This is a guest post by John Ware, the BBC Panorama reporter who fronted the Mayor and Our Money programme on March 31. This is the first proper response by the Panorama team to some of the accusations and smears directed towards them from senior officers and politicians in the town hall, both before the programme and since.
The former leader of Tower Hamlets Professor Michael Keith observes that the Mayor’s “popularity…speaks more to the strengths of community networks, Sylheti ties and the mobilising forces of his political machine.”
It is striking just how much The Facts have become flattened in this process – and how tenuous has been the relationship to truth in some notable cases.
Having now observed the sectarian politics of Tower Hamlets at close quarters, it seems to me that some of the poison might be drawn if those in positions of responsibility had a more scrupulous regard for facts and truth.
Yesterday, Mayor Lutfur Rahman’s adviser, Kazim Zaidi wrote on this blog:

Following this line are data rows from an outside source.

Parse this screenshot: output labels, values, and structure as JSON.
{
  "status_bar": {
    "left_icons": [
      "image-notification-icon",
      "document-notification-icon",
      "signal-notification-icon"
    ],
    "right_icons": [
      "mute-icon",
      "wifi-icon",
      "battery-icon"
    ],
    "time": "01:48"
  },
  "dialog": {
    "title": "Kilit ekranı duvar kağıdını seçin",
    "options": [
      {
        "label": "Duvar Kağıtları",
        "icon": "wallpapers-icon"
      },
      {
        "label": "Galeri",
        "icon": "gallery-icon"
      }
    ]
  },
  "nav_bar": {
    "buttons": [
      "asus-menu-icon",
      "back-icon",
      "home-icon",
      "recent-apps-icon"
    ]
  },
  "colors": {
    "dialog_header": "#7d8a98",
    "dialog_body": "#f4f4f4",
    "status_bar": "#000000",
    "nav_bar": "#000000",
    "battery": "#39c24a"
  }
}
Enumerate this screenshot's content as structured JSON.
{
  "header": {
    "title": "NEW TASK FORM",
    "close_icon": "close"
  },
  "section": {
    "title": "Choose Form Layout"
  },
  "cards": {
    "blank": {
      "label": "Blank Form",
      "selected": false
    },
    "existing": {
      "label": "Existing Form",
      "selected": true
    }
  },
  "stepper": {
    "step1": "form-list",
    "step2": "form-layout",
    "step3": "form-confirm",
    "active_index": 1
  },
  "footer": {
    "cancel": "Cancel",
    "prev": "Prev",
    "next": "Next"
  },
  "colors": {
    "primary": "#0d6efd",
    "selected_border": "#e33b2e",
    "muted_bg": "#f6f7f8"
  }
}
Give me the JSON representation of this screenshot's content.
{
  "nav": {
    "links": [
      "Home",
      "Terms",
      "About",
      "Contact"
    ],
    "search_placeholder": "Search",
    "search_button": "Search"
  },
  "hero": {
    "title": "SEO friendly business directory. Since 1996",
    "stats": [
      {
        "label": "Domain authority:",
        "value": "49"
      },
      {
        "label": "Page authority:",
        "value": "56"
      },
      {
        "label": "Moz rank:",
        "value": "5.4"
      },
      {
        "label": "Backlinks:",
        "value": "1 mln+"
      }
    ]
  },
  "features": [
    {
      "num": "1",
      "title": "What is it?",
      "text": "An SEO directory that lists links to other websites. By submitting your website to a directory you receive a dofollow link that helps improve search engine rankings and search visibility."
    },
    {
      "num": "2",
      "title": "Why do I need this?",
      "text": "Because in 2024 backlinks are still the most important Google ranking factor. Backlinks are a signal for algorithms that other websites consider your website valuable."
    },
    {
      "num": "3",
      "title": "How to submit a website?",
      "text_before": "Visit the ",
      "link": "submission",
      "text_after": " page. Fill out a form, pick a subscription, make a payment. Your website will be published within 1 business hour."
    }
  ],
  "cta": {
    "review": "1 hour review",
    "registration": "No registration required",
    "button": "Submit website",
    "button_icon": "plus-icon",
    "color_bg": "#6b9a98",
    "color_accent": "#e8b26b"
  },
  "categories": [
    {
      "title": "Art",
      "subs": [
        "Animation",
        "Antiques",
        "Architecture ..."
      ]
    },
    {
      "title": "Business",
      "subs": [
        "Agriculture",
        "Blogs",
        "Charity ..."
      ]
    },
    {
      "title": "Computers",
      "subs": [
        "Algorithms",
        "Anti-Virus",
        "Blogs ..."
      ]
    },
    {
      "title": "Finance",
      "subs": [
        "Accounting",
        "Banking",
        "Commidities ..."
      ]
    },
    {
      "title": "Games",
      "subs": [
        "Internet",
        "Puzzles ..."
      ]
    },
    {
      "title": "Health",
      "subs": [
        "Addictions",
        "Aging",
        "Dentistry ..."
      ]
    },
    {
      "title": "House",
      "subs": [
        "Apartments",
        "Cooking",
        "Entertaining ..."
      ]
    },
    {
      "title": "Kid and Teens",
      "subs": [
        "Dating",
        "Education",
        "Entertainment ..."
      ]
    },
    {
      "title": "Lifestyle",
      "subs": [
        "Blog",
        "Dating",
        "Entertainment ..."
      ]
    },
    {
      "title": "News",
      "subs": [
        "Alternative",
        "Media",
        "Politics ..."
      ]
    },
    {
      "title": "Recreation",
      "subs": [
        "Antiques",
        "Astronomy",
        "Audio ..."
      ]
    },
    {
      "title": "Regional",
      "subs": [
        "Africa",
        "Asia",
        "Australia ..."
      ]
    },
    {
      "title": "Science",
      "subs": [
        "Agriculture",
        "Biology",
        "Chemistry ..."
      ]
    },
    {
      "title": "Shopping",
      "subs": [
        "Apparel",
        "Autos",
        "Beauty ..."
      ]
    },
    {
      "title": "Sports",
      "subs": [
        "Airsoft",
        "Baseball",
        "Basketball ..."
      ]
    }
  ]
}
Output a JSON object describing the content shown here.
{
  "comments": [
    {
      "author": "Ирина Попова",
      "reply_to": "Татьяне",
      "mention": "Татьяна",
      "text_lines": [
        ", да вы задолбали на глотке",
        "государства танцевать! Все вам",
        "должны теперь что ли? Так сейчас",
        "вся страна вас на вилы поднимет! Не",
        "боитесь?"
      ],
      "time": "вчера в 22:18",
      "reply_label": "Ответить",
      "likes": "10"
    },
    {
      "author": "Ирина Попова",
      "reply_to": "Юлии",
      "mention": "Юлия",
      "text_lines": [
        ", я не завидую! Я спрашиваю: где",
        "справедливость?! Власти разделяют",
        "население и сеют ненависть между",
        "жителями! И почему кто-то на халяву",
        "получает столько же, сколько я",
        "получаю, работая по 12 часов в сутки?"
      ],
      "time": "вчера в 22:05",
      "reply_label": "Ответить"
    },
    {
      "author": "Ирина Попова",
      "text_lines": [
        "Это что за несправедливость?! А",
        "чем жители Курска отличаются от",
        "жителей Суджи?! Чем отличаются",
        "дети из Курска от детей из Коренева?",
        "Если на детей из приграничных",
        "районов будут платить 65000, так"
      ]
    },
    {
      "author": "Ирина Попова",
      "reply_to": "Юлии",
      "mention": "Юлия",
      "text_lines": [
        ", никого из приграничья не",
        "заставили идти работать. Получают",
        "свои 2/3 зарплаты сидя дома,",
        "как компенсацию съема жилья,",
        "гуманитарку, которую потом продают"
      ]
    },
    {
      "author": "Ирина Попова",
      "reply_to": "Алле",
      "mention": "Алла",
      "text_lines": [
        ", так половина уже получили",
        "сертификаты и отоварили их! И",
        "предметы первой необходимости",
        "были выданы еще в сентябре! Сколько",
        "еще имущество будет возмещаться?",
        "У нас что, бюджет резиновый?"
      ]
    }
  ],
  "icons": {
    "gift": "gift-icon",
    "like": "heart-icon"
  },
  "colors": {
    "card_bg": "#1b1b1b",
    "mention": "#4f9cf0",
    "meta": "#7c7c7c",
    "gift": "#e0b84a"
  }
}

“And then there was Panorama, aired just two weeks before the purdah period. Panorama claimed dodgy dealings with grants; it cited the Mayor’s car as an example of his profligacy.”
We made no mention of the Mayor’s car.
“.. and highlighted his apparent reluctance to attend scrutiny meetings..”
What we actually highlighted was the Mayor’s failure to answer questions in the council’s key scrutiny forum: Overview and Scrutiny. O&S minutes show this to be a fact.
The Mayor also seems to have been reluctant to attend O&S. Since the Mayor took office, we could find records of only four attendances: two as a non-speaking attendee, and two when he gave a verbal presentation on his work.
“…and answering questions in council, failing to point out that Rahman has attended more scrutiny sessions and answered more questions in council than his Labour counterparts in Newham and Lewisham.”
Mr Zaidi cites only “attendance” in respect of Overview & Scrutiny – presumably because he knows that the pertinent issue here is not attendance but willingness to answer questions.
And, as my commentary said:
“…In the last year Mayor Rahman is the only one out of all England’s 15 directly elected Mayors not to have answered questions at O & S.”
According to Newham Council, its Mayor “attended two overview and scrutiny meetings in the last 12 months and has answered questions at both meetings”; and according to Lewisham Council, its Mayor attended “on 20 June 2013” where there were “informal questions”.
The marked reluctance of the Mayor to answer questions at Overview and Scrutiny was especially relevant to our examination of his record on governance. After all, in firing the opening shots of the election campaign, the Mayor claimed to uphold the “highest standards of probity and transparency”.
“As for the rest, police found ‘no new credible evidence’ of fraud……”
As for the “rest”? Once again, as Mr Zaidi knows, we made no allegation against the Mayor of criminality or fraud in the programme. Like the Mayor and the Council, Mr Zaidi has conflated the Metropolitan Police statement of 16 April that there was “no credible evidence” of fraud or criminality in Panorama files (which the DCLG sent to the Met Police) with the quite separate contents of the broadcast Panorama programme.
The Police statement was not, as the Council’s misleading statement said, “in relation to recent allegations made in the BBC Panorama programme”, thereby quite wrongly implying that the Police had cleared the Mayor of fraud allegations “in the Panorama programme”.
The Mayor, the Council and Mr Zaidi know perfectly well that no allegations of fraud or of criminality were made against the Mayor personally by the BBC, nor in our files.
However, as the council also very well knew, Panorama’s files DID contain evidence that raised allegations of fraud in respect of a youth organisation that had been grant funded. The reason the Police did not attribute this to Panorama was because the council – not Panorama – had referred the case to the CID at Tower Hamlets.
What the council did not say, however, was that they only referred the case to the Police just days after we had submitted 25 very detailed questions to them about the alleged fraud, thus alerting them to the possibility the programme might disclose the fact that the council had known about the case for months – but not referred it to the police.
Our attempts to persuade the Council to correct the misleading impression from their partial statement at the height of the election campaign were ignored by the Council – the same Council which spent tens of thousands of taxpayers’ money trying to stop the BBC from broadcasting the programme in the first place by claiming it would “reduce the chances of a free fair and credible election.”
The BBC’s duty was not only to be fair, factual and impartial to the politicians contesting the election – but also to inform the electorate. Judging by the record turnout – which pushed up both the Mayor’s vote and Labour’s – the evidence suggests that far from undermining democracy the BBC might actually have helped reinvigorate it.